··· DATASET

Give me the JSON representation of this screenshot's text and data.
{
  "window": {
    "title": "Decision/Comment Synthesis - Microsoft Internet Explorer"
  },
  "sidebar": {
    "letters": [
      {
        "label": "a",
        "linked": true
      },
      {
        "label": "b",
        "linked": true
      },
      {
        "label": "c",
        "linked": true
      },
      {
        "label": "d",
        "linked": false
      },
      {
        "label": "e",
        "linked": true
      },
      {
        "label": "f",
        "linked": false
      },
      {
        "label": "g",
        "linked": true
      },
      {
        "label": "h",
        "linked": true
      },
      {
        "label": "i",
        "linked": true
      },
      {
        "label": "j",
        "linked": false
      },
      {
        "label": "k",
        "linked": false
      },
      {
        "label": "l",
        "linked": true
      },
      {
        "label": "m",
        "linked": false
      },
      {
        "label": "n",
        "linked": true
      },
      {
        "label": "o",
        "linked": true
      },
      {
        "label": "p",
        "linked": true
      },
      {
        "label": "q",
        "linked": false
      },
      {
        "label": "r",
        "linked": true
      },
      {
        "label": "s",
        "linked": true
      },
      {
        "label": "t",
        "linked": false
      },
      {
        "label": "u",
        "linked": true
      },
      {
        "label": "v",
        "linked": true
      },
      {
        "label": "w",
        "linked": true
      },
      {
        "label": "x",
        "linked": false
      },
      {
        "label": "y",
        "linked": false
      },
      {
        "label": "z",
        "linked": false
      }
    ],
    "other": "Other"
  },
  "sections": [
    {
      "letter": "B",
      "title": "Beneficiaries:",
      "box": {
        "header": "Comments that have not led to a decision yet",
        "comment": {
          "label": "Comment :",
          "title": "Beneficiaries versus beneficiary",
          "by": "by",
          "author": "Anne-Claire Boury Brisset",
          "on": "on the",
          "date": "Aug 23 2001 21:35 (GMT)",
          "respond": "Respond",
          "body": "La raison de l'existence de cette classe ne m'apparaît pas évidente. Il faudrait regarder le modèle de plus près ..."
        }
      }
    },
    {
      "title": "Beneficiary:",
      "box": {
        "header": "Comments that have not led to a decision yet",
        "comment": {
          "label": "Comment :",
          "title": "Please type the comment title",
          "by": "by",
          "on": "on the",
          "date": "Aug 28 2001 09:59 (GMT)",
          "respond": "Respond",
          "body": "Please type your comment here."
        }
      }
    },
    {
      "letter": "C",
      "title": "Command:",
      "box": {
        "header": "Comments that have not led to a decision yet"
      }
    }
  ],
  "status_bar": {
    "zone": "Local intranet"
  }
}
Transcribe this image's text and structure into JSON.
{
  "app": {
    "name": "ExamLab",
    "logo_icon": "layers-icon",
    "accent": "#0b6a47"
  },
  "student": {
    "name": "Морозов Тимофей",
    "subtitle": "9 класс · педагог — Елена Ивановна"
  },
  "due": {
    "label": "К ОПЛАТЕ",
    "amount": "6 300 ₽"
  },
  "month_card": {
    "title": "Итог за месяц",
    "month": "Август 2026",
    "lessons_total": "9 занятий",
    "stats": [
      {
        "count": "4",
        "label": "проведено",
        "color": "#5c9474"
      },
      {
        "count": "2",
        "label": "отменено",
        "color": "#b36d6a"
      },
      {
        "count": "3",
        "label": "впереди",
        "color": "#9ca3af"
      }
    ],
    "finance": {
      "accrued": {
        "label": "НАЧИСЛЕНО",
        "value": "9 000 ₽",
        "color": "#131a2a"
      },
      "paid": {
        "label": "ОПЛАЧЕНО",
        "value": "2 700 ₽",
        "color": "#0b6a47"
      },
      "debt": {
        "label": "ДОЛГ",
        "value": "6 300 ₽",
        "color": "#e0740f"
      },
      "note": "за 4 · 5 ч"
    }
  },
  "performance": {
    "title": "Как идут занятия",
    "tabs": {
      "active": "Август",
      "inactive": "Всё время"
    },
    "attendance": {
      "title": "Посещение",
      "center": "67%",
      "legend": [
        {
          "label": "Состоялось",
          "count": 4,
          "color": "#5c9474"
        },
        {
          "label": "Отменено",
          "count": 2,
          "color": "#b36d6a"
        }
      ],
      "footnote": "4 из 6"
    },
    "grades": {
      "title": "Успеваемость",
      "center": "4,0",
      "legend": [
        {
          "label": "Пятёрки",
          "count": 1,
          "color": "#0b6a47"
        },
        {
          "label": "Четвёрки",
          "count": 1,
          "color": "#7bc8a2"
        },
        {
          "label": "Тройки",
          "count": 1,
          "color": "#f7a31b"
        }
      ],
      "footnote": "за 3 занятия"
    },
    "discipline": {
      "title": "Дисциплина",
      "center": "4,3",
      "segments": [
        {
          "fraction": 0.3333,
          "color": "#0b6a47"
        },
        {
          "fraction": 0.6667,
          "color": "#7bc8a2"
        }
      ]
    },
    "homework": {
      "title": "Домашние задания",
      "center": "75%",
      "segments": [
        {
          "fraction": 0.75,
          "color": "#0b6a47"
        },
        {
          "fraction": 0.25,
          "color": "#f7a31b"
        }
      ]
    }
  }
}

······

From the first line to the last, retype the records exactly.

Give me the JSON representation of this screenshot's text and data.
{
  "window": {
    "title": "Decision/Comment Synthesis - Microsoft Internet Explorer"
  },
  "sidebar": {
    "letters": [
      {
        "label": "a",
        "linked": true
      },
      {
        "label": "b",
        "linked": true
      },
      {
        "label": "c",
        "linked": true
      },
      {
        "label": "d",
        "linked": false
      },
      {
        "label": "e",
        "linked": true
      },
      {
        "label": "f",
        "linked": false
      },
      {
        "label": "g",
        "linked": true
      },
      {
        "label": "h",
        "linked": true
      },
      {
        "label": "i",
        "linked": true
      },
      {
        "label": "j",
        "linked": false
      },
      {
        "label": "k",
        "linked": false
      },
      {
        "label": "l",
        "linked": true
      },
      {
        "label": "m",
        "linked": false
      },
      {
        "label": "n",
        "linked": true
      },
      {
        "label": "o",
        "linked": true
      },
      {
        "label": "p",
        "linked": true
      },
      {
        "label": "q",
        "linked": false
      },
      {
        "label": "r",
        "linked": true
      },
      {
        "label": "s",
        "linked": true
      },
      {
        "label": "t",
        "linked": false
      },
      {
        "label": "u",
        "linked": true
      },
      {
        "label": "v",
        "linked": true
      },
      {
        "label": "w",
        "linked": true
      },
      {
        "label": "x",
        "linked": false
      },
      {
        "label": "y",
        "linked": false
      },
      {
        "label": "z",
        "linked": false
      }
    ],
    "other": "Other"
  },
  "sections": [
    {
      "letter": "B",
      "title": "Beneficiaries:",
      "box": {
        "header": "Comments that have not led to a decision yet",
        "comment": {
          "label": "Comment :",
          "title": "Beneficiaries versus beneficiary",
          "by": "by",
          "author": "Anne-Claire Boury Brisset",
          "on": "on the",
          "date": "Aug 23 2001 21:35 (GMT)",
          "respond": "Respond",
          "body": "La raison de l'existence de cette classe ne m'apparaît pas évidente. Il faudrait regarder le modèle de plus près ..."
        }
      }
    },
    {
      "title": "Beneficiary:",
      "box": {
        "header": "Comments that have not led to a decision yet",
        "comment": {
          "label": "Comment :",
          "title": "Please type the comment title",
          "by": "by",
          "on": "on the",
          "date": "Aug 28 2001 09:59 (GMT)",
          "respond": "Respond",
          "body": "Please type your comment here."
        }
      }
    },
    {
      "letter": "C",
      "title": "Command:",
      "box": {
        "header": "Comments that have not led to a decision yet"
      }
    }
  ],
  "status_bar": {
    "zone": "Local intranet"
  }
}
Transcribe this image's text and structure into JSON.
{
  "app": {
    "name": "ExamLab",
    "logo_icon": "layers-icon",
    "accent": "#0b6a47"
  },
  "student": {
    "name": "Морозов Тимофей",
    "subtitle": "9 класс · педагог — Елена Ивановна"
  },
  "due": {
    "label": "К ОПЛАТЕ",
    "amount": "6 300 ₽"
  },
  "month_card": {
    "title": "Итог за месяц",
    "month": "Август 2026",
    "lessons_total": "9 занятий",
    "stats": [
      {
        "count": "4",
        "label": "проведено",
        "color": "#5c9474"
      },
      {
        "count": "2",
        "label": "отменено",
        "color": "#b36d6a"
      },
      {
        "count": "3",
        "label": "впереди",
        "color": "#9ca3af"
      }
    ],
    "finance": {
      "accrued": {
        "label": "НАЧИСЛЕНО",
        "value": "9 000 ₽",
        "color": "#131a2a"
      },
      "paid": {
        "label": "ОПЛАЧЕНО",
        "value": "2 700 ₽",
        "color": "#0b6a47"
      },
      "debt": {
        "label": "ДОЛГ",
        "value": "6 300 ₽",
        "color": "#e0740f"
      },
      "note": "за 4 · 5 ч"
    }
  },
  "performance": {
    "title": "Как идут занятия",
    "tabs": {
      "active": "Август",
      "inactive": "Всё время"
    },
    "attendance": {
      "title": "Посещение",
      "center": "67%",
      "legend": [
        {
          "label": "Состоялось",
          "count": 4,
          "color": "#5c9474"
        },
        {
          "label": "Отменено",
          "count": 2,
          "color": "#b36d6a"
        }
      ],
      "footnote": "4 из 6"
    },
    "grades": {
      "title": "Успеваемость",
      "center": "4,0",
      "legend": [
        {
          "label": "Пятёрки",
          "count": 1,
          "color": "#0b6a47"
        },
        {
          "label": "Четвёрки",
          "count": 1,
          "color": "#7bc8a2"
        },
        {
          "label": "Тройки",
          "count": 1,
          "color": "#f7a31b"
        }
      ],
      "footnote": "за 3 занятия"
    },
    "discipline": {
      "title": "Дисциплина",
      "center": "4,3",
      "segments": [
        {
          "fraction": 0.3333,
          "color": "#0b6a47"
        },
        {
          "fraction": 0.6667,
          "color": "#7bc8a2"
        }
      ]
    },
    "homework": {
      "title": "Домашние задания",
      "center": "75%",
      "segments": [
        {
          "fraction": 0.75,
          "color": "#0b6a47"
        },
        {
          "fraction": 0.25,
          "color": "#f7a31b"
        }
      ]
    }
  }
}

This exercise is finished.